What you will do
Every entry below must be reproduced exactly.

Records from a collection:
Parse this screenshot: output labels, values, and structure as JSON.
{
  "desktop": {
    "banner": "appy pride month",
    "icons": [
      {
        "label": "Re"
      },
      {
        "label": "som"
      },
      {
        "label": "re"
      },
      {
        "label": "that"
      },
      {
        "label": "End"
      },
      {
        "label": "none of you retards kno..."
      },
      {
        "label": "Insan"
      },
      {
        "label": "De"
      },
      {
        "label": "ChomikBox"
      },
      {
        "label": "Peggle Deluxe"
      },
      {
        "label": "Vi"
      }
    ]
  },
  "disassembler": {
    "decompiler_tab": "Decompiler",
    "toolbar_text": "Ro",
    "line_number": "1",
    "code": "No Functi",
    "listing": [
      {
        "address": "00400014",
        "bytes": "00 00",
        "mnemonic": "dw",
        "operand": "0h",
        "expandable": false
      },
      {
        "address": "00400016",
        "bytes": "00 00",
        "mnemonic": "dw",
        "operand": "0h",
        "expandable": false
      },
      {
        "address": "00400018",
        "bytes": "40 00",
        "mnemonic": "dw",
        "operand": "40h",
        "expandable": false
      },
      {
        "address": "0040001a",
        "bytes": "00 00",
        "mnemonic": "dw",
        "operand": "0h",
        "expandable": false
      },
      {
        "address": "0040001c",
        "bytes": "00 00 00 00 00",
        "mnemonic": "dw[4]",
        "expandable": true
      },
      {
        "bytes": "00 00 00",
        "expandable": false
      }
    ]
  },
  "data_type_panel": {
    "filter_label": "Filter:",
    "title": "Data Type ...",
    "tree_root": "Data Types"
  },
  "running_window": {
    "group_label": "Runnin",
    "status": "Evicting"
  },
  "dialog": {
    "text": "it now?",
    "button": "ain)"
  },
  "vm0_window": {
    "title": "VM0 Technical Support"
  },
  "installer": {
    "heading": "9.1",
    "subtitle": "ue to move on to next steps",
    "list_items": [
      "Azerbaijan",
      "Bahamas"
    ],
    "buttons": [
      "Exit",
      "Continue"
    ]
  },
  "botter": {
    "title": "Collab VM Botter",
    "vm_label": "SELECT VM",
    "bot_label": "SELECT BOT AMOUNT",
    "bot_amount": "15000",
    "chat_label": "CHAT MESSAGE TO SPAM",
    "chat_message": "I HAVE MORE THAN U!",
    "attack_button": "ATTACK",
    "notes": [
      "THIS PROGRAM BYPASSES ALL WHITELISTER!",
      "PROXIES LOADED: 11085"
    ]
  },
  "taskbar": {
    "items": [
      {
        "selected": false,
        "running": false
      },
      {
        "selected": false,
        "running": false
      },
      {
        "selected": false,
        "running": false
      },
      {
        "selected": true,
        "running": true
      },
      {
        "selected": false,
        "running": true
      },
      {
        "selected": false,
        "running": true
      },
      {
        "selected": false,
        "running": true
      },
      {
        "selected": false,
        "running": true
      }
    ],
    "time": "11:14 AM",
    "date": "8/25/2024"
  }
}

Your response
Parse this screenshot: output labels, values, and structure as JSON.
{
  "desktop": {
    "banner": "appy pride month",
    "icons": [
      {
        "label": "Re"
      },
      {
        "label": "som"
      },
      {
        "label": "re"
      },
      {
        "label": "that"
      },
      {
        "label": "End"
      },
      {
        "label": "none of you retards kno..."
      },
      {
        "label": "Insan"
      },
      {
        "label": "De"
      },
      {
        "label": "ChomikBox"
      },
      {
        "label": "Peggle Deluxe"
      },
      {
        "label": "Vi"
      }
    ]
  },
  "disassembler": {
    "decompiler_tab": "Decompiler",
    "toolbar_text": "Ro",
    "line_number": "1",
    "code": "No Functi",
    "listing": [
      {
        "address": "00400014",
        "bytes": "00 00",
        "mnemonic": "dw",
        "operand": "0h",
        "expandable": false
      },
      {
        "address": "00400016",
        "bytes": "00 00",
        "mnemonic": "dw",
        "operand": "0h",
        "expandable": false
      },
      {
        "address": "00400018",
        "bytes": "40 00",
        "mnemonic": "dw",
        "operand": "40h",
        "expandable": false
      },
      {
        "address": "0040001a",
        "bytes": "00 00",
        "mnemonic": "dw",
        "operand": "0h",
        "expandable": false
      },
      {
        "address": "0040001c",
        "bytes": "00 00 00 00 00",
        "mnemonic": "dw[4]",
        "expandable": true
      },
      {
        "bytes": "00 00 00",
        "expandable": false
      }
    ]
  },
  "data_type_panel": {
    "filter_label": "Filter:",
    "title": "Data Type ...",
    "tree_root": "Data Types"
  },
  "running_window": {
    "group_label": "Runnin",
    "status": "Evicting"
  },
  "dialog": {
    "text": "it now?",
    "button": "ain)"
  },
  "vm0_window": {
    "title": "VM0 Technical Support"
  },
  "installer": {
    "heading": "9.1",
    "subtitle": "ue to move on to next steps",
    "list_items": [
      "Azerbaijan",
      "Bahamas"
    ],
    "buttons": [
      "Exit",
      "Continue"
    ]
  },
  "botter": {
    "title": "Collab VM Botter",
    "vm_label": "SELECT VM",
    "bot_label": "SELECT BOT AMOUNT",
    "bot_amount": "15000",
    "chat_label": "CHAT MESSAGE TO SPAM",
    "chat_message": "I HAVE MORE THAN U!",
    "attack_button": "ATTACK",
    "notes": [
      "THIS PROGRAM BYPASSES ALL WHITELISTER!",
      "PROXIES LOADED: 11085"
    ]
  },
  "taskbar": {
    "items": [
      {
        "selected": false,
        "running": false
      },
      {
        "selected": false,
        "running": false
      },
      {
        "selected": false,
        "running": false
      },
      {
        "selected": true,
        "running": true
      },
      {
        "selected": false,
        "running": true
      },
      {
        "selected": false,
        "running": true
      },
      {
        "selected": false,
        "running": true
      },
      {
        "selected": false,
        "running": true
      }
    ],
    "time": "11:14 AM",
    "date": "8/25/2024"
  }
}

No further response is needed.